  • As much as possible, treat this as an interactive exercise. For example if you are writing about virtual machines, don’t just write about virtual machines. Have the student create a virtual machine, and then explain what just happened. Don’t tell students that package managers install packages, have them install a few packages and then explain how the package manager did its thing.

Please read the Conventions topic for some style guideline and preferences.

Overwriting existing content

There are times when you will want to update or replace sections of text written by others.
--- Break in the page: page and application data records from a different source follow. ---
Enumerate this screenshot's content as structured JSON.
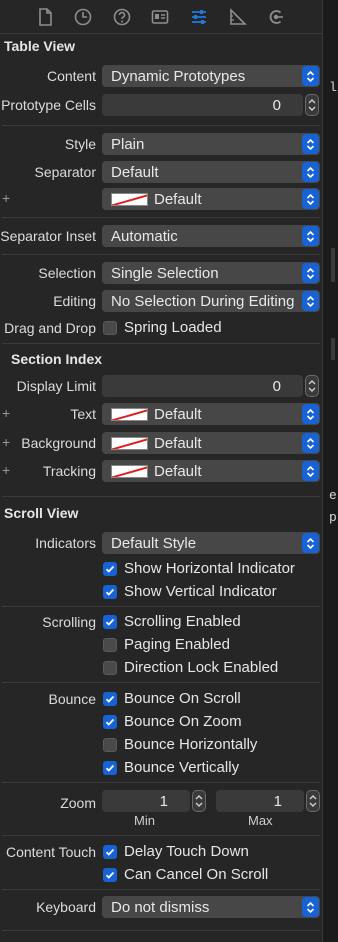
{
  "toolbar": {
    "icons": [
      "file-icon",
      "history-icon",
      "help-icon",
      "identity-icon",
      "attributes-icon",
      "size-icon",
      "connections-icon"
    ],
    "selected": "attributes-icon",
    "accent": "#1f7ae0"
  },
  "table_view": {
    "title": "Table View",
    "content_label": "Content",
    "content_value": "Dynamic Prototypes",
    "prototype_cells_label": "Prototype Cells",
    "prototype_cells_value": "0",
    "style_label": "Style",
    "style_value": "Plain",
    "separator_label": "Separator",
    "separator_value": "Default",
    "separator_color_value": "Default",
    "separator_inset_label": "Separator Inset",
    "separator_inset_value": "Automatic",
    "selection_label": "Selection",
    "selection_value": "Single Selection",
    "editing_label": "Editing",
    "editing_value": "No Selection During Editing",
    "drag_drop_label": "Drag and Drop",
    "spring_loaded_label": "Spring Loaded",
    "spring_loaded_checked": false
  },
  "section_index": {
    "title": "Section Index",
    "display_limit_label": "Display Limit",
    "display_limit_value": "0",
    "text_label": "Text",
    "text_value": "Default",
    "background_label": "Background",
    "background_value": "Default",
    "tracking_label": "Tracking",
    "tracking_value": "Default"
  },
  "scroll_view": {
    "title": "Scroll View",
    "indicators_label": "Indicators",
    "indicators_value": "Default Style",
    "show_h_label": "Show Horizontal Indicator",
    "show_v_label": "Show Vertical Indicator",
    "scrolling_label": "Scrolling",
    "scrolling_enabled_label": "Scrolling Enabled",
    "paging_label": "Paging Enabled",
    "direction_lock_label": "Direction Lock Enabled",
    "bounce_label": "Bounce",
    "bounce_scroll_label": "Bounce On Scroll",
    "bounce_zoom_label": "Bounce On Zoom",
    "bounce_h_label": "Bounce Horizontally",
    "bounce_v_label": "Bounce Vertically",
    "zoom_label": "Zoom",
    "zoom_min_value": "1",
    "zoom_min_label": "Min",
    "zoom_max_value": "1",
    "zoom_max_label": "Max",
    "content_touch_label": "Content Touch",
    "delay_touch_label": "Delay Touch Down",
    "can_cancel_label": "Can Cancel On Scroll",
    "keyboard_label": "Keyboard",
    "keyboard_value": "Do not dismiss"
  },
  "right_edge": {
    "frag1": "li",
    "frag2": "e",
    "frag3": "p"
  },
  "colors": {
    "panel_bg": "#262626",
    "popup_bg": "#474747",
    "accent_blue": "#1763d6"
  }
}
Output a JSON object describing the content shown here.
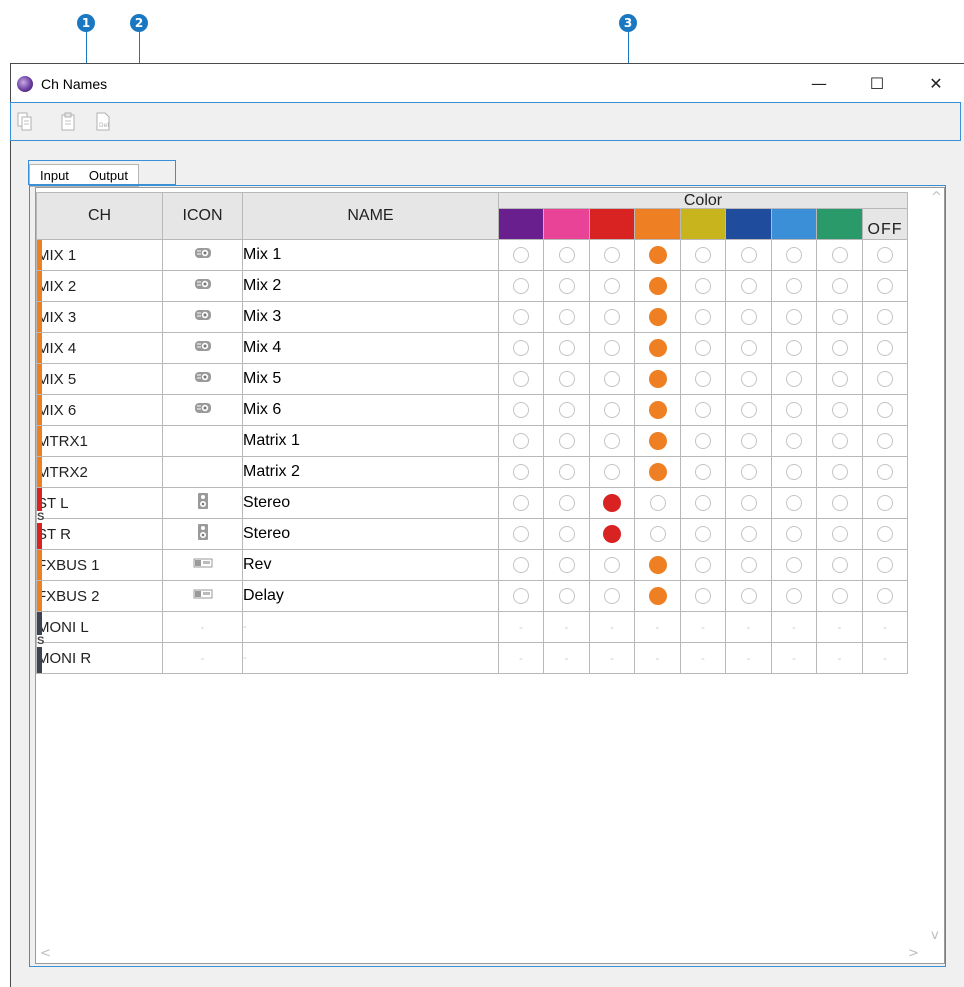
{
  "callouts": [
    "1",
    "2",
    "3"
  ],
  "window": {
    "title": "Ch Names",
    "minimize": "—",
    "maximize": "☐",
    "close": "✕"
  },
  "toolbar": {
    "icons": [
      "copy-icon",
      "paste-icon",
      "default-icon"
    ]
  },
  "tabs": [
    {
      "label": "Input",
      "active": true
    },
    {
      "label": "Output",
      "active": false
    }
  ],
  "table": {
    "headers": {
      "ch": "CH",
      "icon": "ICON",
      "name": "NAME",
      "color": "Color",
      "off": "OFF"
    },
    "swatches": [
      "#6a1f8e",
      "#e84396",
      "#d92323",
      "#ee7f22",
      "#c8b41d",
      "#1f4c9c",
      "#3a8fd6",
      "#2a9a6a"
    ],
    "rows": [
      {
        "ch": "MIX 1",
        "icon": "mix-icon",
        "name": "Mix 1",
        "bar": "#ee7f22",
        "selected": 3
      },
      {
        "ch": "MIX 2",
        "icon": "mix-icon",
        "name": "Mix 2",
        "bar": "#ee7f22",
        "selected": 3
      },
      {
        "ch": "MIX 3",
        "icon": "mix-icon",
        "name": "Mix 3",
        "bar": "#ee7f22",
        "selected": 3
      },
      {
        "ch": "MIX 4",
        "icon": "mix-icon",
        "name": "Mix 4",
        "bar": "#ee7f22",
        "selected": 3
      },
      {
        "ch": "MIX 5",
        "icon": "mix-icon",
        "name": "Mix 5",
        "bar": "#ee7f22",
        "selected": 3
      },
      {
        "ch": "MIX 6",
        "icon": "mix-icon",
        "name": "Mix 6",
        "bar": "#ee7f22",
        "selected": 3
      },
      {
        "ch": "MTRX1",
        "icon": "",
        "name": "Matrix 1",
        "bar": "#ee7f22",
        "selected": 3
      },
      {
        "ch": "MTRX2",
        "icon": "",
        "name": "Matrix 2",
        "bar": "#ee7f22",
        "selected": 3
      },
      {
        "ch": "ST L",
        "icon": "speaker-icon",
        "name": "Stereo",
        "bar": "#d92323",
        "selected": 2
      },
      {
        "ch": "ST R",
        "icon": "speaker-icon",
        "name": "Stereo",
        "bar": "#d92323",
        "selected": 2
      },
      {
        "ch": "FXBUS 1",
        "icon": "fx-icon",
        "name": "Rev",
        "bar": "#ee7f22",
        "selected": 3
      },
      {
        "ch": "FXBUS 2",
        "icon": "fx-icon",
        "name": "Delay",
        "bar": "#ee7f22",
        "selected": 3
      },
      {
        "ch": "MONI L",
        "icon": "-",
        "name": "-",
        "bar": "#3c4452",
        "selected": -1,
        "disabled": true
      },
      {
        "ch": "MONI R",
        "icon": "-",
        "name": "-",
        "bar": "#3c4452",
        "selected": -1,
        "disabled": true
      }
    ]
  },
  "stereo_marker": "S",
  "scroll": {
    "up": "^",
    "down": "v",
    "left": "<",
    "right": ">"
  }
}
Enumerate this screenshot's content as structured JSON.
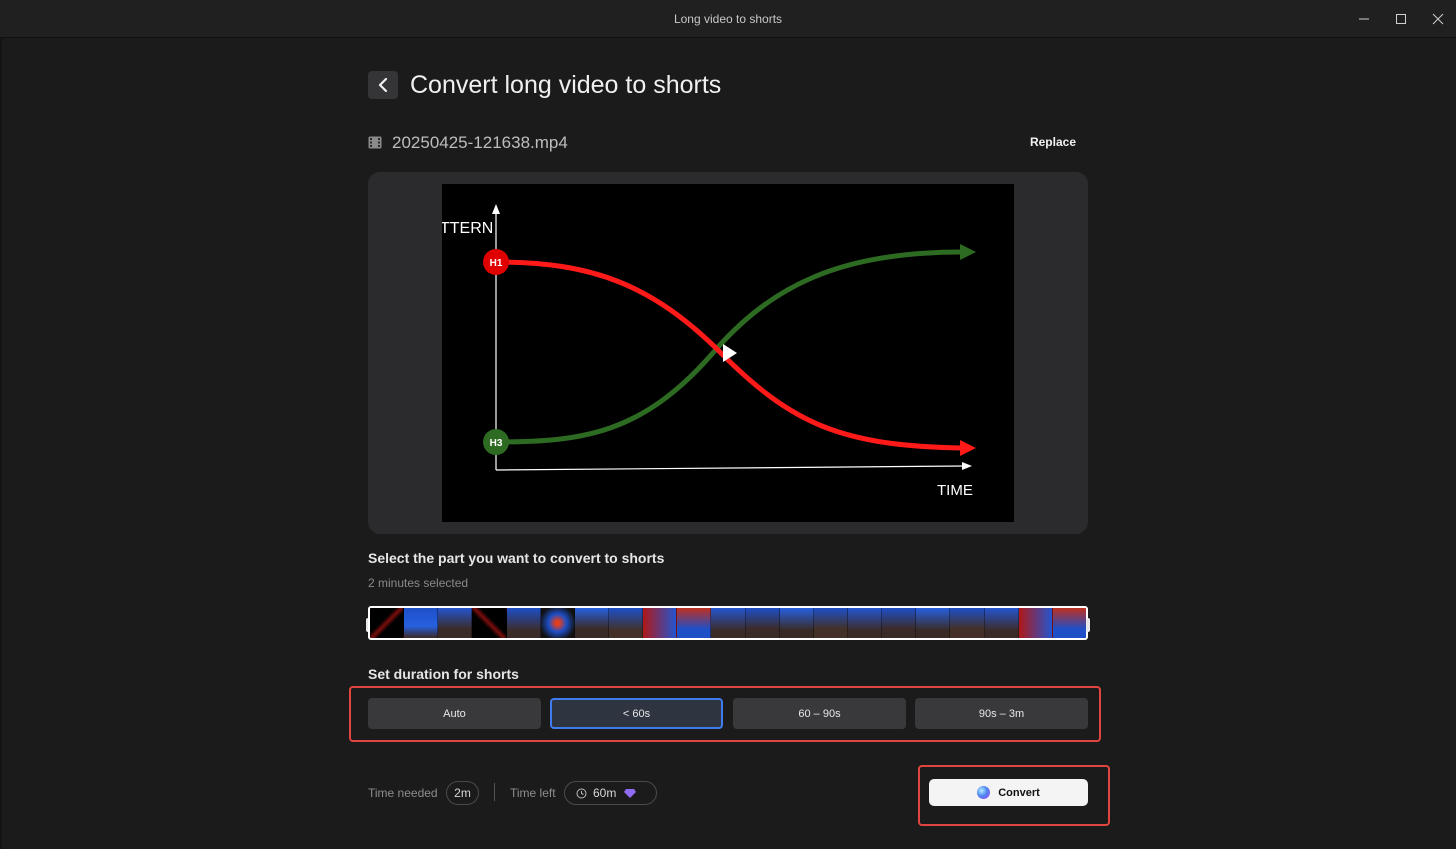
{
  "window": {
    "title": "Long video to shorts"
  },
  "header": {
    "title": "Convert long video to shorts"
  },
  "file": {
    "name": "20250425-121638.mp4",
    "replace_label": "Replace"
  },
  "video": {
    "y_label_partial": "TTERN",
    "x_label": "TIME",
    "marker_top": "H1",
    "marker_bottom": "H3",
    "colors": {
      "red_curve": "#ff1a1a",
      "green_curve": "#2e6b22"
    }
  },
  "selection": {
    "title": "Select the part you want to convert to shorts",
    "subtitle": "2 minutes selected"
  },
  "duration": {
    "title": "Set duration for shorts",
    "options": [
      "Auto",
      "< 60s",
      "60 – 90s",
      "90s – 3m"
    ],
    "selected": "< 60s"
  },
  "footer": {
    "time_needed_label": "Time needed",
    "time_needed_value": "2m",
    "time_left_label": "Time left",
    "time_left_value": "60m",
    "convert_label": "Convert"
  },
  "colors": {
    "accent": "#3f7cf0",
    "highlight_box": "#e0463f"
  }
}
When doing so, follow these guidelines to ensure your changes are integrated smoothly:

  • Submit your pull request
  • Reference the original author in your commit

We’ll wait a few days (up to one week) to let the original author comment, if we feel there may be anything contentious in the commit. For most simple and straightforward commits, we’ll simply accept the commit.


If you contribute to this document and would like your name in lights (or, at least, written down somewhere) please add it here along with an email address and any affiliation:

Name Company
Avleen Vig <> Etsy, Inc
Patrick McDonnell  
Michael Rembetsy <> Etsy, Inc
Magnus Hedemark <> Wireless Generation
Ariel Jolo <> sysARmy
Ryan Frantz <> Crabby Admins (
Mike Fiedler <> Datadog
Nathan Milford <> Outbrain, Inc.
Patrick Cable <>  
Benjamin Krueger <> Sourcefire, Inc
Mårten Gustafson <>  
Phil Hollenback <>  
Adam Jacob <> Opscode, Inc.
Mark Imbriaco <> GitHub
James Turnbull <> Puppet Labs
Scott Nyce <> TiVo, Inc.
Christian Paredes <> Amazon
Jan Schaumann <>  
Stephen Balukoff <> Blue Box Group
Evan Pettrey <> LOPSA
Khalid Maqsudi <>
Paul Graydon <>  
Harold “Waldo” Grunenwald  
Martin Gehrke <> LOPSA
John Boris <> LOPSA
John Dewey <> AT&T
Carolyn Rowland <>  
Jordan Dea-Mattson <> Numenta, Inc.
Sean Escriva <> Heavy Water Ops
Adam Compton <>  
Franck Cuny <> SAY Media
Chris Nehren <> OmniTI
Brian Rak <>  
Divij Rajkumar <>  
Aslan Brooke <>,
Glen Kaukola <>  
Spencer Krum <> UTi Worldwide Inc.
Jeremy Grosser <> Uber Technologies, Inc.
Hugo Landau <>  
Konark Modi <>
Josh Reichardt <>
Ben Reichert <>  
Simon Aronsson <>,
Andrew Langhorn <>  
Abubakr-Sadik Nii Nai Davis <>  
Mike Julian  
Bram Verschueren